The best bunk beds offer a little something for everyone: They save space, while providing a safe – and super fun – sleeping surface for kids. But while bunk beds used to mean two twin mattresses that were placed vertically, today’s bunk beds offer plenty of choices in terms of style, design, materials, and extras—like storage, slides, full stairs, and even treehouses.
“Parents love bunk beds because they save space and remind them of their childhood, and kids love bunk beds, because they’re fun,” says Daniel Ganjian, MD, a pediatrician at Providence Saint John’s Health Center in Santa Monica, California. “They can be safe, but there are certain guidelines I always tell parents,” he adds. (More on those at the bottom of this article.)
The right bunk bed for your family includes choosing the right size beds (do you prefer double or full mattresses?), weight capacity and style for your kids. And of course, you’ll want something that fits within your budget. We’ve researched the bestsellers on the market, relied on our expertise in the bedding category and turned to experts, such as Dr. Ganjian, to find the best bunk beds to fulfill your child’s bedroom decor dreams.
Best bunk bed overall
Classic style bunk bed with plenty of storage space
Best Spliurg bunk bed
This bed has a magical and smart design
Best value bunk bed
This bed is under $350
Best bunk bed for small rooms
Affordable and durable bed with low profile
Best bunk bed for toddlers
This bed has a child-friendly drawer
Best triple bunk bed
This bed has a room under it for a desk or lounge space
Best bunk bed twin over full
This sturdy bed saves a lot of space
The most fun bunk bed
This basement doubles as a play area
How to choose the best bunk beds
To choose the best bunk beds, we looked at the most popular bunk beds on the market and spoke to a pediatrician about safety concerns. Then we narrowed the field down based on parental ratings, security features, options, and added value. At Forbes, we’ve also tested and researched dozens of the best mattresses and beds, so we know your sleeping space well. Our parenting coverage includes baby and toddler furniture, including the best cribs, cribs, baby mattresses, toddler beds, and even beanbags.
Are bunk beds safe for children?
In general, bunk beds are safe for children, says Ganjian. However, he says, it’s important to keep in mind that there is a risk of falling from an upper floor — especially with younger children.

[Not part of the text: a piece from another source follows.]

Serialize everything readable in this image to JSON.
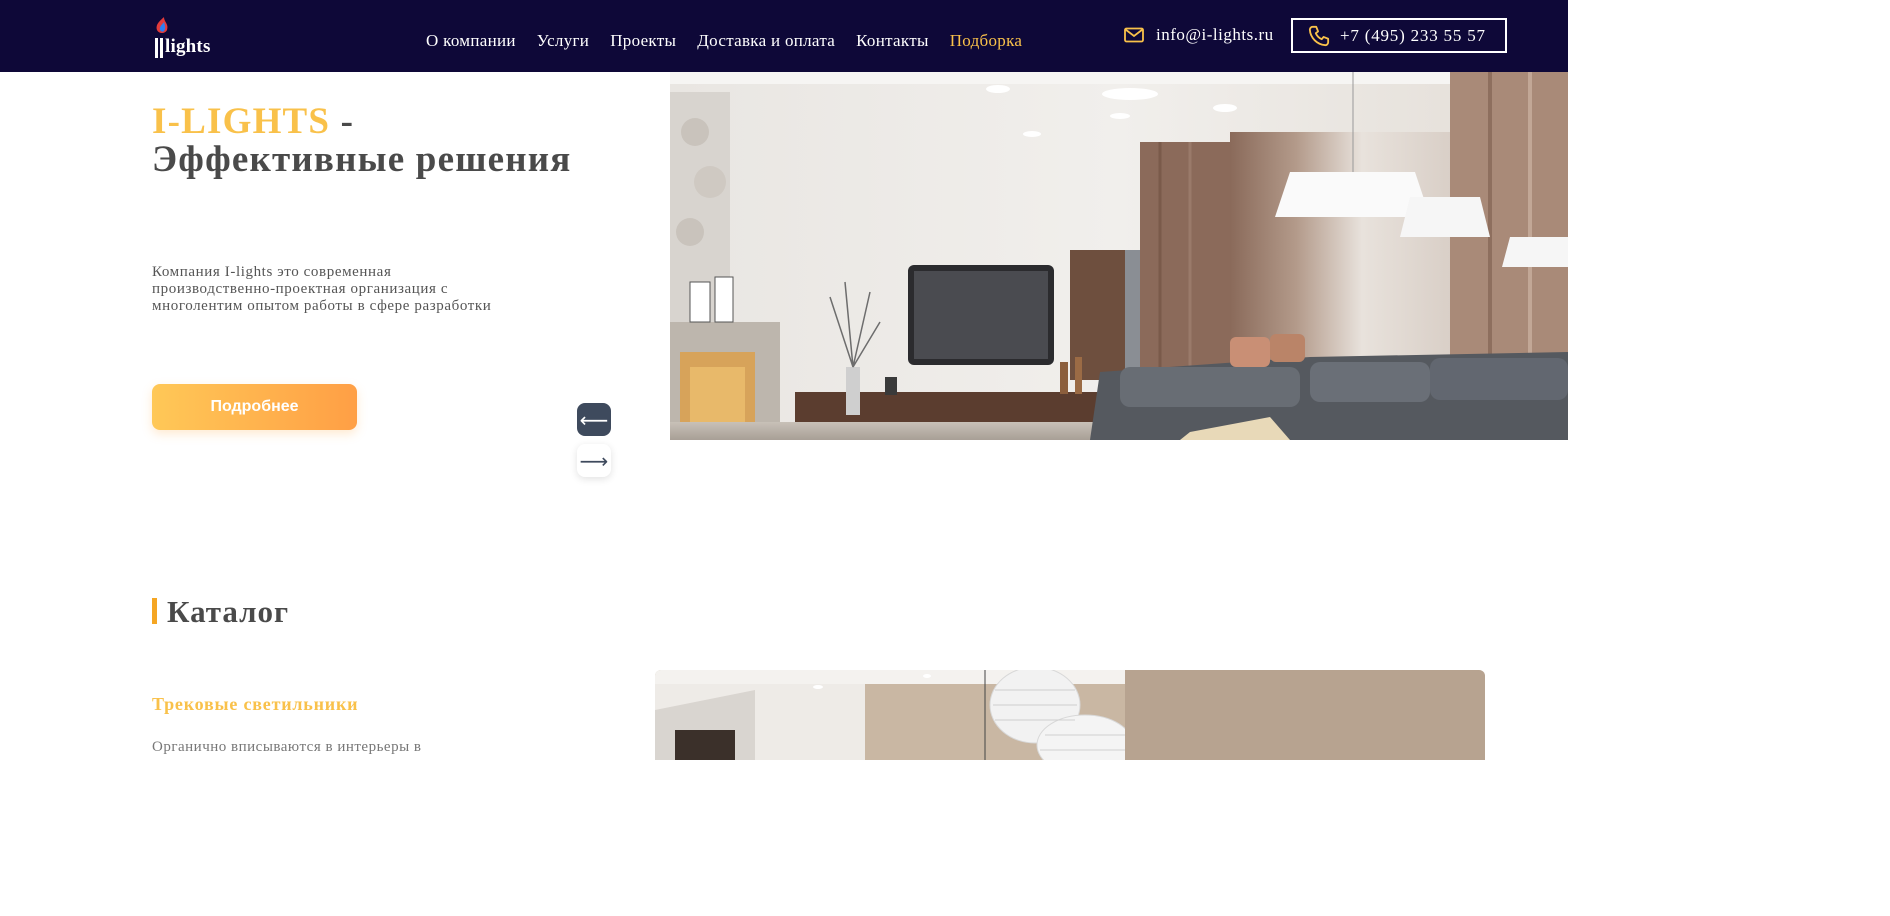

Falls and injuries from bunk beds are not uncommon in children. Our Education Editor’s daughter took off her ladder in the middle of the night and broke her arm in first grade. One study found that 23,000 children ages 9 and younger were infected in bunk beds from 2001 to 2004 (almost 15,000 of these were under 6 years old).
What is the best age for a bunk bed?
The American Academy of Pediatrics (AAP) recommends that children under the age of 6 not be allowed to sleep on the upper floor. While young children can technically sleep in the basement, you want to make sure they can stay where they are and won’t wander upstairs (or on the ladder) when you’re not there to supervise. Therefore, it is really best to limit its use to children 6 years of age and older.
How do you make a bunk bed safer?
There are a few different things you can do. “Make sure everything fits properly,” says Ganjian. That is, the mattress should go to the side of the bed frame and leave no voids or gaps where children can hang or get stuck.
You will also need to make sure that your upper mattress does not raise the sleeping surface so high that the guardrail does not work. Bunk beds usually come with instructions on how thick the upper mattress should be in order to maintain the integrity of the railing.
The US Consumer Product Safety Commission (CPSC) regulates bunk beds, requires guardrails and sets certain design standards to reduce slips and falls, as well as setting standards for sharp edges, surface coatings, phthalates, and lead. It also states that “handrail tops must not be less than 5 inches above the top of the mattress,” to prevent children from rolling off the upper bed.
Janjian says that having a nightlight in the room is also a good idea to help guide kids who get up at night.
“I recommend placing the bed in the corner of the room,” he says. “This way, at least two sides of the bed are taken care of, for safety.”
Looking for a bunk bed with an easy-to-climb ladder or even stairs may also help reduce tripping.